[Data records for software interfaces]
___
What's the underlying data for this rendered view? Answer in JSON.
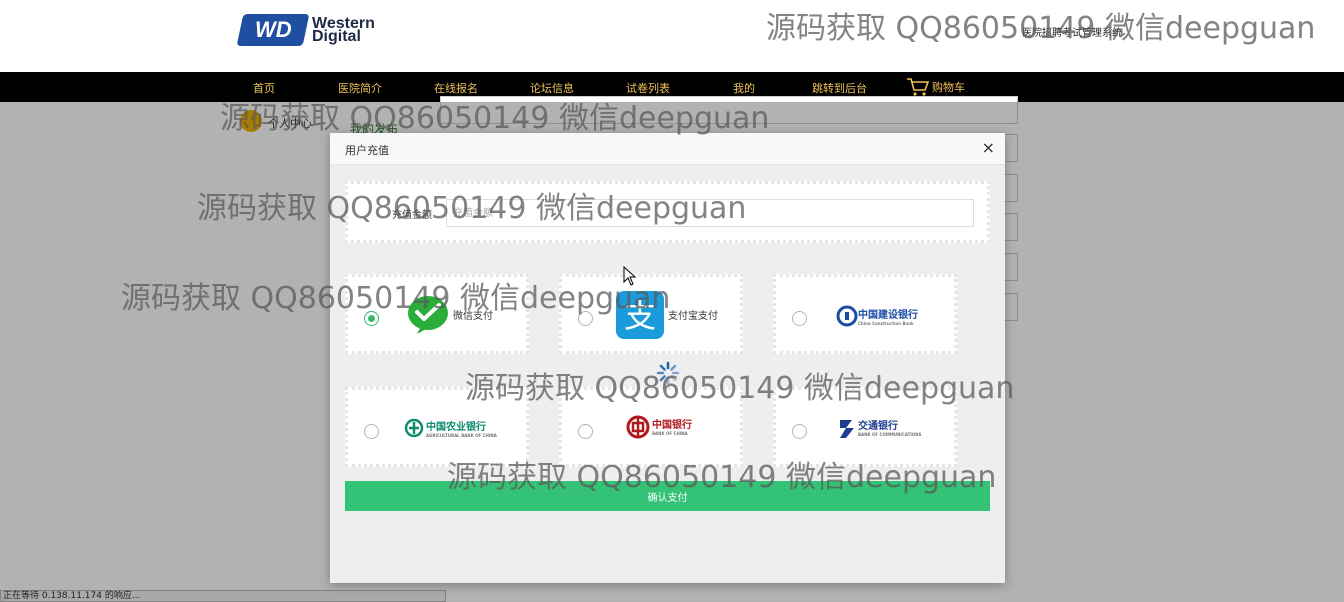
{
  "header": {
    "logo_text_line1": "Western",
    "logo_text_line2": "Digital",
    "logo_badge": "WD",
    "site_title": "医院招聘考试管理系统"
  },
  "nav": {
    "items": [
      "首页",
      "医院简介",
      "在线报名",
      "论坛信息",
      "试卷列表",
      "我的",
      "跳转到后台"
    ],
    "cart_label": "购物车"
  },
  "background": {
    "sidebar_label": "个人中心",
    "publish_label": "我的发布",
    "status_text": "正在等待 0.138.11.174 的响应..."
  },
  "modal": {
    "title": "用户充值",
    "close": "×",
    "amount_label": "充值金额",
    "amount_placeholder": "充值金额",
    "confirm_label": "确认支付",
    "payment_methods": [
      {
        "name": "微信支付",
        "icon": "wechat-pay-icon",
        "checked": true
      },
      {
        "name": "支付宝支付",
        "icon": "alipay-icon",
        "checked": false
      },
      {
        "name": "中国建设银行",
        "sub": "China Construction Bank",
        "icon": "ccb-icon",
        "checked": false
      },
      {
        "name": "中国农业银行",
        "sub": "AGRICULTURAL BANK OF CHINA",
        "icon": "abc-icon",
        "checked": false
      },
      {
        "name": "中国银行",
        "sub": "BANK OF CHINA",
        "icon": "boc-icon",
        "checked": false
      },
      {
        "name": "交通银行",
        "sub": "BANK OF COMMUNICATIONS",
        "icon": "bocom-icon",
        "checked": false
      }
    ]
  },
  "watermark": "源码获取 QQ86050149 微信deepguan",
  "colors": {
    "nav_bg": "#000000",
    "nav_text": "#f0c35a",
    "confirm_button": "#34c276",
    "radio_checked": "#3ab56a",
    "wechat_green": "#2aae3a",
    "alipay_blue": "#1a9bdb"
  }
}
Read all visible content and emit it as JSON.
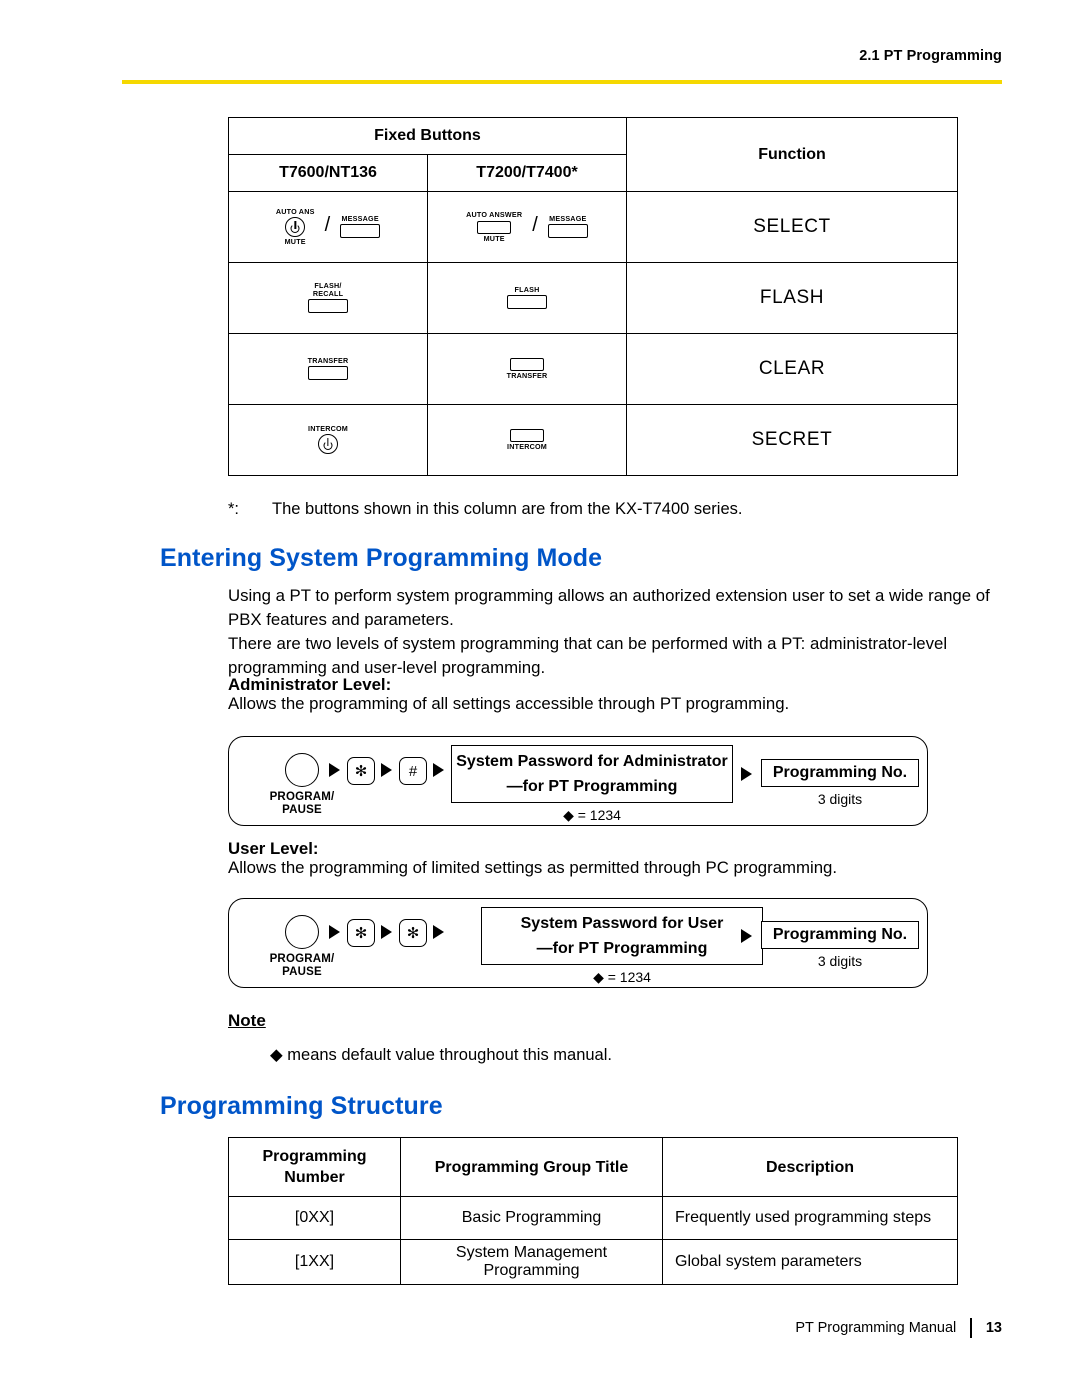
{
  "header": {
    "section": "2.1 PT Programming"
  },
  "fixed_buttons_table": {
    "head_fixed": "Fixed Buttons",
    "head_function": "Function",
    "col_a": "T7600/NT136",
    "col_b": "T7200/T7400*",
    "rows": [
      {
        "function": "SELECT",
        "a_keys": [
          {
            "top": "AUTO ANS",
            "bottom": "MUTE",
            "shape": "round"
          },
          {
            "top": "MESSAGE",
            "bottom": "",
            "shape": "rect"
          }
        ],
        "b_keys": [
          {
            "top": "AUTO ANSWER",
            "bottom": "MUTE",
            "shape": "rect-sm"
          },
          {
            "top": "MESSAGE",
            "bottom": "",
            "shape": "rect"
          }
        ],
        "separator": "/"
      },
      {
        "function": "FLASH",
        "a_keys": [
          {
            "top": "FLASH/\nRECALL",
            "bottom": "",
            "shape": "rect"
          }
        ],
        "b_keys": [
          {
            "top": "FLASH",
            "bottom": "",
            "shape": "rect"
          }
        ],
        "separator": ""
      },
      {
        "function": "CLEAR",
        "a_keys": [
          {
            "top": "TRANSFER",
            "bottom": "",
            "shape": "rect"
          }
        ],
        "b_keys": [
          {
            "top": "",
            "bottom": "TRANSFER",
            "shape": "rect"
          }
        ],
        "separator": ""
      },
      {
        "function": "SECRET",
        "a_keys": [
          {
            "top": "INTERCOM",
            "bottom": "",
            "shape": "round"
          }
        ],
        "b_keys": [
          {
            "top": "",
            "bottom": "INTERCOM",
            "shape": "rect"
          }
        ],
        "separator": ""
      }
    ]
  },
  "footnote": {
    "marker": "*:",
    "text": "The buttons shown in this column are from the KX-T7400 series."
  },
  "entering_mode": {
    "heading": "Entering System Programming Mode",
    "para1": "Using a PT to perform system programming allows an authorized extension user to set a wide range of PBX features and parameters.",
    "para2": "There are two levels of system programming that can be performed with a PT: administrator-level programming and user-level programming.",
    "admin_label": "Administrator Level:",
    "admin_desc": "Allows the programming of all settings accessible through PT programming.",
    "user_label": "User Level:",
    "user_desc": "Allows the programming of limited settings as permitted through PC programming."
  },
  "admin_flow": {
    "program_key_label_1": "PROGRAM/",
    "program_key_label_2": "PAUSE",
    "key1": "✻",
    "key2": "#",
    "password_line1": "System Password for Administrator",
    "password_line2": "—for PT Programming",
    "default_value": "◆ = 1234",
    "prog_no": "Programming No.",
    "digits": "3 digits"
  },
  "user_flow": {
    "program_key_label_1": "PROGRAM/",
    "program_key_label_2": "PAUSE",
    "key1": "✻",
    "key2": "✻",
    "password_line1": "System Password for User",
    "password_line2": "—for PT Programming",
    "default_value": "◆ = 1234",
    "prog_no": "Programming No.",
    "digits": "3 digits"
  },
  "note": {
    "title": "Note",
    "text": "◆ means default value throughout this manual."
  },
  "programming_structure": {
    "heading": "Programming Structure",
    "headers": [
      "Programming\nNumber",
      "Programming Group Title",
      "Description"
    ],
    "header_num_line1": "Programming",
    "header_num_line2": "Number",
    "header_title": "Programming Group Title",
    "header_desc": "Description",
    "rows": [
      {
        "number": "[0XX]",
        "title": "Basic Programming",
        "title_line2": "",
        "description": "Frequently used programming steps"
      },
      {
        "number": "[1XX]",
        "title": "System Management",
        "title_line2": "Programming",
        "description": "Global system parameters"
      }
    ]
  },
  "footer": {
    "manual": "PT Programming Manual",
    "page": "13"
  },
  "colors": {
    "heading_blue": "#0055c8",
    "rule_yellow": "#f5d800"
  }
}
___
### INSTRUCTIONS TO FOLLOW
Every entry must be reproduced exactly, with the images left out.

### EXERCISE RESULT
What's the underlying data for this rendered view? Answer in JSON.
{
  "header": {
    "logo_text_line1": "Western",
    "logo_text_line2": "Digital",
    "logo_badge": "WD",
    "site_title": "医院招聘考试管理系统"
  },
  "nav": {
    "items": [
      "首页",
      "医院简介",
      "在线报名",
      "论坛信息",
      "试卷列表",
      "我的",
      "跳转到后台"
    ],
    "cart_label": "购物车"
  },
  "background": {
    "sidebar_label": "个人中心",
    "publish_label": "我的发布",
    "status_text": "正在等待 0.138.11.174 的响应..."
  },
  "modal": {
    "title": "用户充值",
    "close": "×",
    "amount_label": "充值金额",
    "amount_placeholder": "充值金额",
    "confirm_label": "确认支付",
    "payment_methods": [
      {
        "name": "微信支付",
        "icon": "wechat-pay-icon",
        "checked": true
      },
      {
        "name": "支付宝支付",
        "icon": "alipay-icon",
        "checked": false
      },
      {
        "name": "中国建设银行",
        "sub": "China Construction Bank",
        "icon": "ccb-icon",
        "checked": false
      },
      {
        "name": "中国农业银行",
        "sub": "AGRICULTURAL BANK OF CHINA",
        "icon": "abc-icon",
        "checked": false
      },
      {
        "name": "中国银行",
        "sub": "BANK OF CHINA",
        "icon": "boc-icon",
        "checked": false
      },
      {
        "name": "交通银行",
        "sub": "BANK OF COMMUNICATIONS",
        "icon": "bocom-icon",
        "checked": false
      }
    ]
  },
  "watermark": "源码获取 QQ86050149 微信deepguan",
  "colors": {
    "nav_bg": "#000000",
    "nav_text": "#f0c35a",
    "confirm_button": "#34c276",
    "radio_checked": "#3ab56a",
    "wechat_green": "#2aae3a",
    "alipay_blue": "#1a9bdb"
  }
}
Read all visible content and emit it as JSON.
{
  "header": {
    "section": "2.1 PT Programming"
  },
  "fixed_buttons_table": {
    "head_fixed": "Fixed Buttons",
    "head_function": "Function",
    "col_a": "T7600/NT136",
    "col_b": "T7200/T7400*",
    "rows": [
      {
        "function": "SELECT",
        "a_keys": [
          {
            "top": "AUTO ANS",
            "bottom": "MUTE",
            "shape": "round"
          },
          {
            "top": "MESSAGE",
            "bottom": "",
            "shape": "rect"
          }
        ],
        "b_keys": [
          {
            "top": "AUTO ANSWER",
            "bottom": "MUTE",
            "shape": "rect-sm"
          },
          {
            "top": "MESSAGE",
            "bottom": "",
            "shape": "rect"
          }
        ],
        "separator": "/"
      },
      {
        "function": "FLASH",
        "a_keys": [
          {
            "top": "FLASH/\nRECALL",
            "bottom": "",
            "shape": "rect"
          }
        ],
        "b_keys": [
          {
            "top": "FLASH",
            "bottom": "",
            "shape": "rect"
          }
        ],
        "separator": ""
      },
      {
        "function": "CLEAR",
        "a_keys": [
          {
            "top": "TRANSFER",
            "bottom": "",
            "shape": "rect"
          }
        ],
        "b_keys": [
          {
            "top": "",
            "bottom": "TRANSFER",
            "shape": "rect"
          }
        ],
        "separator": ""
      },
      {
        "function": "SECRET",
        "a_keys": [
          {
            "top": "INTERCOM",
            "bottom": "",
            "shape": "round"
          }
        ],
        "b_keys": [
          {
            "top": "",
            "bottom": "INTERCOM",
            "shape": "rect"
          }
        ],
        "separator": ""
      }
    ]
  },
  "footnote": {
    "marker": "*:",
    "text": "The buttons shown in this column are from the KX-T7400 series."
  },
  "entering_mode": {
    "heading": "Entering System Programming Mode",
    "para1": "Using a PT to perform system programming allows an authorized extension user to set a wide range of PBX features and parameters.",
    "para2": "There are two levels of system programming that can be performed with a PT: administrator-level programming and user-level programming.",
    "admin_label": "Administrator Level:",
    "admin_desc": "Allows the programming of all settings accessible through PT programming.",
    "user_label": "User Level:",
    "user_desc": "Allows the programming of limited settings as permitted through PC programming."
  },
  "admin_flow": {
    "program_key_label_1": "PROGRAM/",
    "program_key_label_2": "PAUSE",
    "key1": "✻",
    "key2": "#",
    "password_line1": "System Password for Administrator",
    "password_line2": "—for PT Programming",
    "default_value": "◆ = 1234",
    "prog_no": "Programming No.",
    "digits": "3 digits"
  },
  "user_flow": {
    "program_key_label_1": "PROGRAM/",
    "program_key_label_2": "PAUSE",
    "key1": "✻",
    "key2": "✻",
    "password_line1": "System Password for User",
    "password_line2": "—for PT Programming",
    "default_value": "◆ = 1234",
    "prog_no": "Programming No.",
    "digits": "3 digits"
  },
  "note": {
    "title": "Note",
    "text": "◆ means default value throughout this manual."
  },
  "programming_structure": {
    "heading": "Programming Structure",
    "headers": [
      "Programming\nNumber",
      "Programming Group Title",
      "Description"
    ],
    "header_num_line1": "Programming",
    "header_num_line2": "Number",
    "header_title": "Programming Group Title",
    "header_desc": "Description",
    "rows": [
      {
        "number": "[0XX]",
        "title": "Basic Programming",
        "title_line2": "",
        "description": "Frequently used programming steps"
      },
      {
        "number": "[1XX]",
        "title": "System Management",
        "title_line2": "Programming",
        "description": "Global system parameters"
      }
    ]
  },
  "footer": {
    "manual": "PT Programming Manual",
    "page": "13"
  },
  "colors": {
    "heading_blue": "#0055c8",
    "rule_yellow": "#f5d800"
  }
}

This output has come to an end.